[Collection entries]

───

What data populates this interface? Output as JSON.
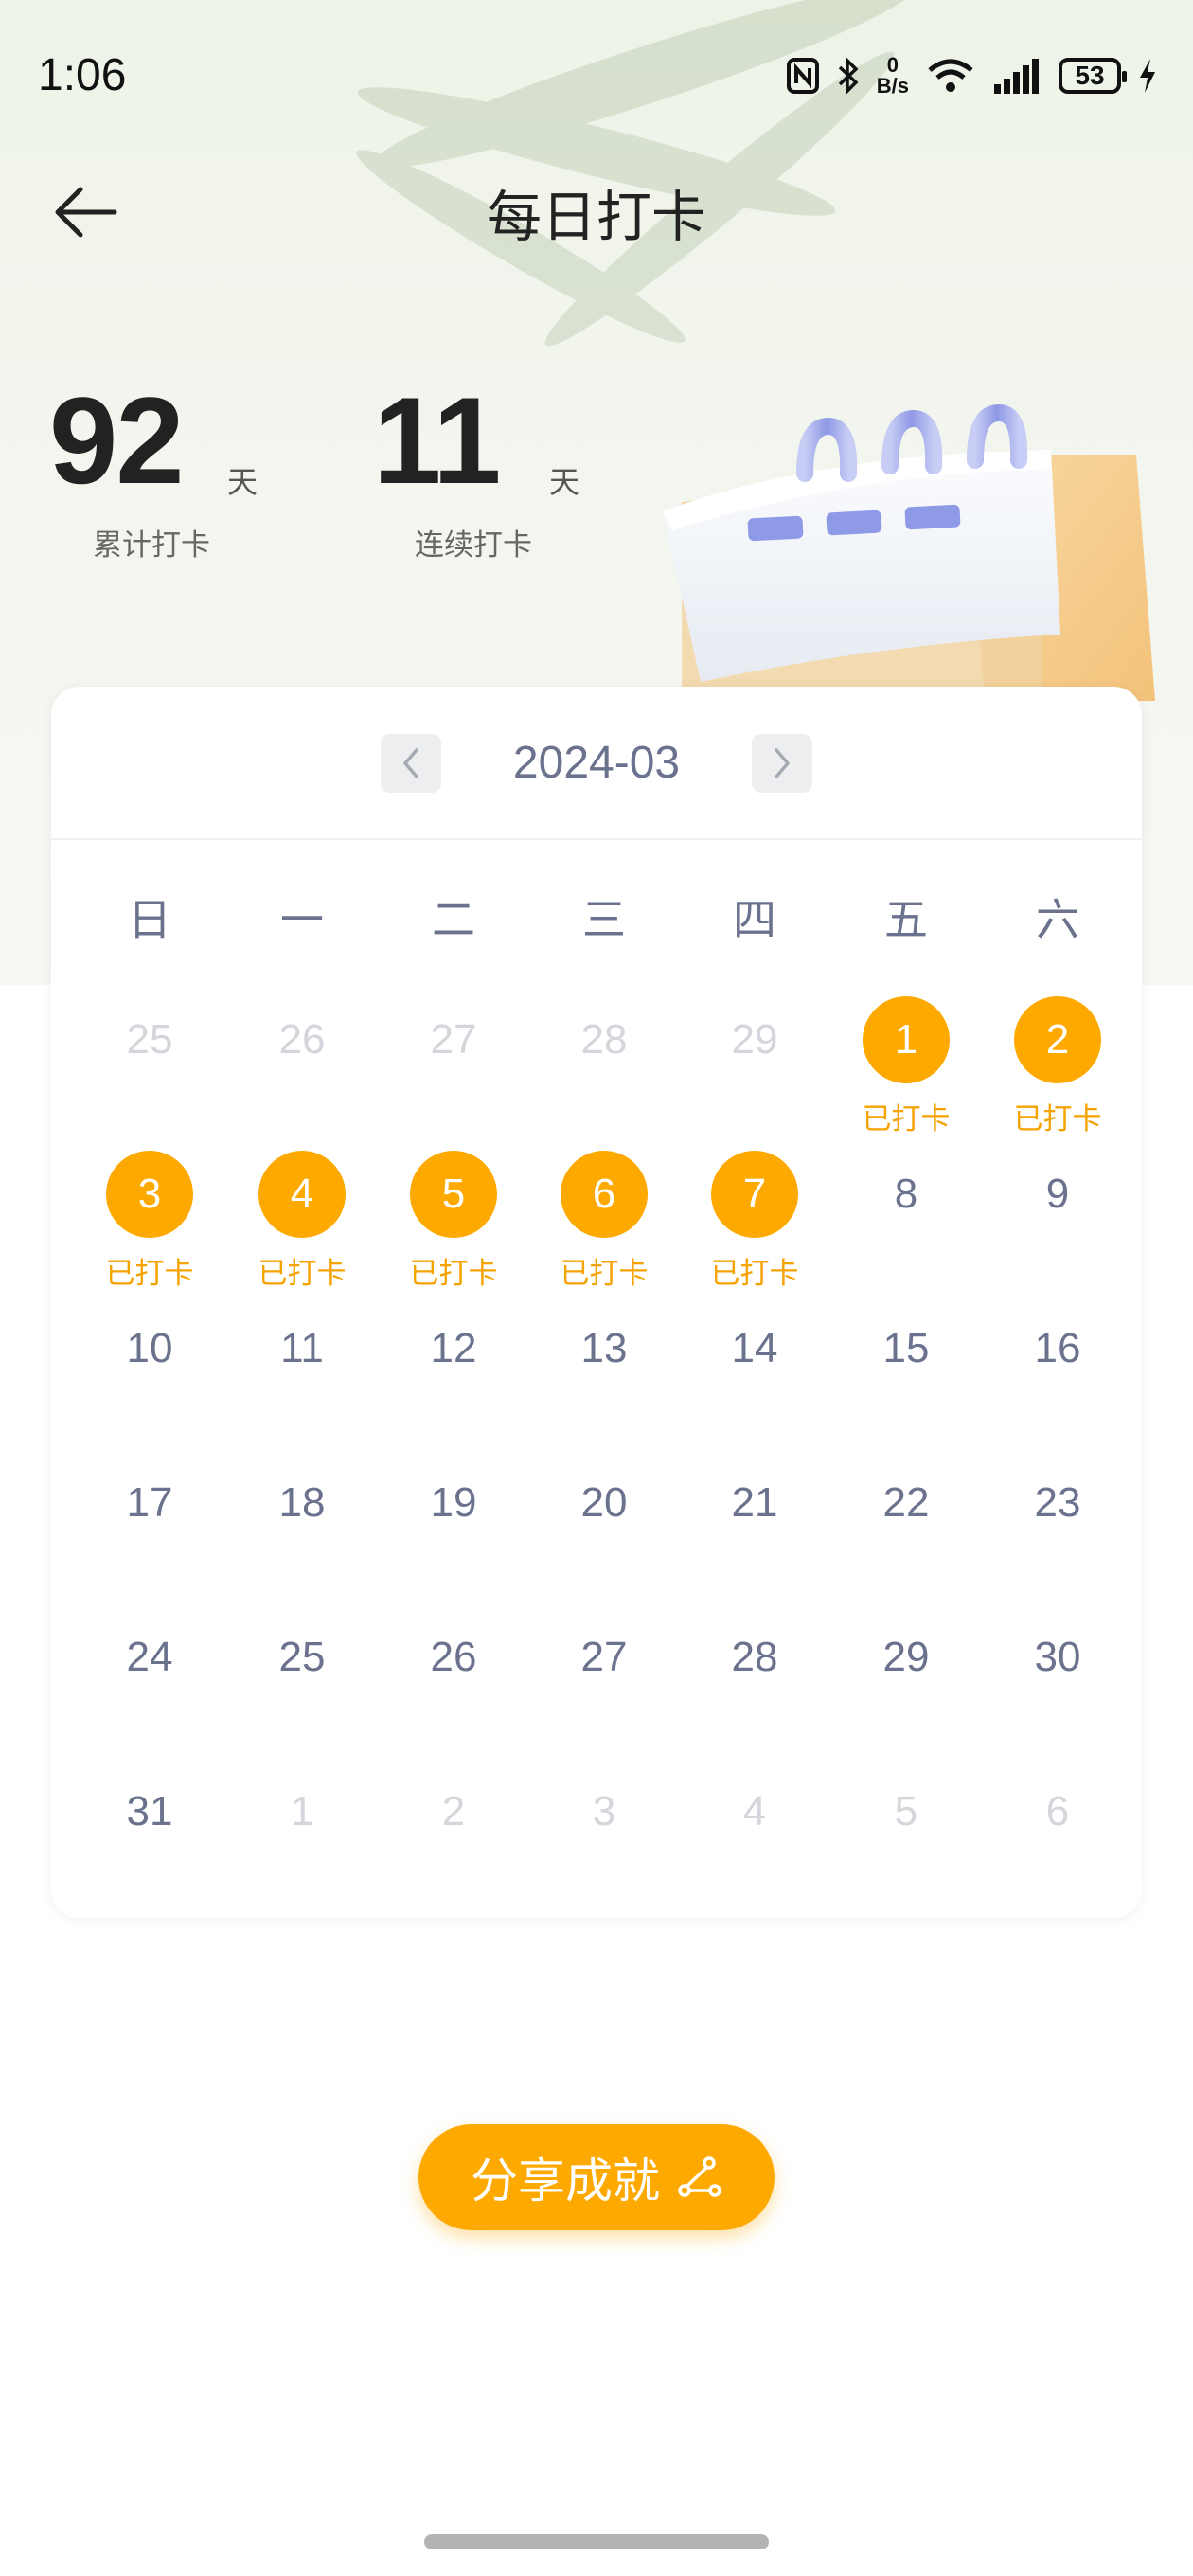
{
  "status_bar": {
    "time": "1:06",
    "net_speed_value": "0",
    "net_speed_unit": "B/s",
    "battery": "53"
  },
  "header": {
    "title": "每日打卡"
  },
  "stats": [
    {
      "value": "92",
      "unit": "天",
      "label": "累计打卡"
    },
    {
      "value": "11",
      "unit": "天",
      "label": "连续打卡"
    }
  ],
  "calendar": {
    "month": "2024-03",
    "weekdays": [
      "日",
      "一",
      "二",
      "三",
      "四",
      "五",
      "六"
    ],
    "checked_label": "已打卡",
    "days": [
      {
        "d": "25",
        "other": true
      },
      {
        "d": "26",
        "other": true
      },
      {
        "d": "27",
        "other": true
      },
      {
        "d": "28",
        "other": true
      },
      {
        "d": "29",
        "other": true
      },
      {
        "d": "1",
        "checked": true
      },
      {
        "d": "2",
        "checked": true
      },
      {
        "d": "3",
        "checked": true
      },
      {
        "d": "4",
        "checked": true
      },
      {
        "d": "5",
        "checked": true
      },
      {
        "d": "6",
        "checked": true
      },
      {
        "d": "7",
        "checked": true
      },
      {
        "d": "8"
      },
      {
        "d": "9"
      },
      {
        "d": "10"
      },
      {
        "d": "11"
      },
      {
        "d": "12"
      },
      {
        "d": "13"
      },
      {
        "d": "14"
      },
      {
        "d": "15"
      },
      {
        "d": "16"
      },
      {
        "d": "17"
      },
      {
        "d": "18"
      },
      {
        "d": "19"
      },
      {
        "d": "20"
      },
      {
        "d": "21"
      },
      {
        "d": "22"
      },
      {
        "d": "23"
      },
      {
        "d": "24"
      },
      {
        "d": "25"
      },
      {
        "d": "26"
      },
      {
        "d": "27"
      },
      {
        "d": "28"
      },
      {
        "d": "29"
      },
      {
        "d": "30"
      },
      {
        "d": "31"
      },
      {
        "d": "1",
        "other": true
      },
      {
        "d": "2",
        "other": true
      },
      {
        "d": "3",
        "other": true
      },
      {
        "d": "4",
        "other": true
      },
      {
        "d": "5",
        "other": true
      },
      {
        "d": "6",
        "other": true
      }
    ]
  },
  "share_button": {
    "label": "分享成就",
    "icon": "share-icon"
  },
  "colors": {
    "accent": "#fda900",
    "checked_text": "#f5a300",
    "muted_date": "#d4d6dc",
    "date_text": "#6b728e"
  }
}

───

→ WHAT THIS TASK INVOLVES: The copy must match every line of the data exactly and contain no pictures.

→ WRITTEN SOLUTION:
What data populates this interface? Output as JSON.
{
  "status_bar": {
    "time": "1:06",
    "net_speed_value": "0",
    "net_speed_unit": "B/s",
    "battery": "53"
  },
  "header": {
    "title": "每日打卡"
  },
  "stats": [
    {
      "value": "92",
      "unit": "天",
      "label": "累计打卡"
    },
    {
      "value": "11",
      "unit": "天",
      "label": "连续打卡"
    }
  ],
  "calendar": {
    "month": "2024-03",
    "weekdays": [
      "日",
      "一",
      "二",
      "三",
      "四",
      "五",
      "六"
    ],
    "checked_label": "已打卡",
    "days": [
      {
        "d": "25",
        "other": true
      },
      {
        "d": "26",
        "other": true
      },
      {
        "d": "27",
        "other": true
      },
      {
        "d": "28",
        "other": true
      },
      {
        "d": "29",
        "other": true
      },
      {
        "d": "1",
        "checked": true
      },
      {
        "d": "2",
        "checked": true
      },
      {
        "d": "3",
        "checked": true
      },
      {
        "d": "4",
        "checked": true
      },
      {
        "d": "5",
        "checked": true
      },
      {
        "d": "6",
        "checked": true
      },
      {
        "d": "7",
        "checked": true
      },
      {
        "d": "8"
      },
      {
        "d": "9"
      },
      {
        "d": "10"
      },
      {
        "d": "11"
      },
      {
        "d": "12"
      },
      {
        "d": "13"
      },
      {
        "d": "14"
      },
      {
        "d": "15"
      },
      {
        "d": "16"
      },
      {
        "d": "17"
      },
      {
        "d": "18"
      },
      {
        "d": "19"
      },
      {
        "d": "20"
      },
      {
        "d": "21"
      },
      {
        "d": "22"
      },
      {
        "d": "23"
      },
      {
        "d": "24"
      },
      {
        "d": "25"
      },
      {
        "d": "26"
      },
      {
        "d": "27"
      },
      {
        "d": "28"
      },
      {
        "d": "29"
      },
      {
        "d": "30"
      },
      {
        "d": "31"
      },
      {
        "d": "1",
        "other": true
      },
      {
        "d": "2",
        "other": true
      },
      {
        "d": "3",
        "other": true
      },
      {
        "d": "4",
        "other": true
      },
      {
        "d": "5",
        "other": true
      },
      {
        "d": "6",
        "other": true
      }
    ]
  },
  "share_button": {
    "label": "分享成就",
    "icon": "share-icon"
  },
  "colors": {
    "accent": "#fda900",
    "checked_text": "#f5a300",
    "muted_date": "#d4d6dc",
    "date_text": "#6b728e"
  }
}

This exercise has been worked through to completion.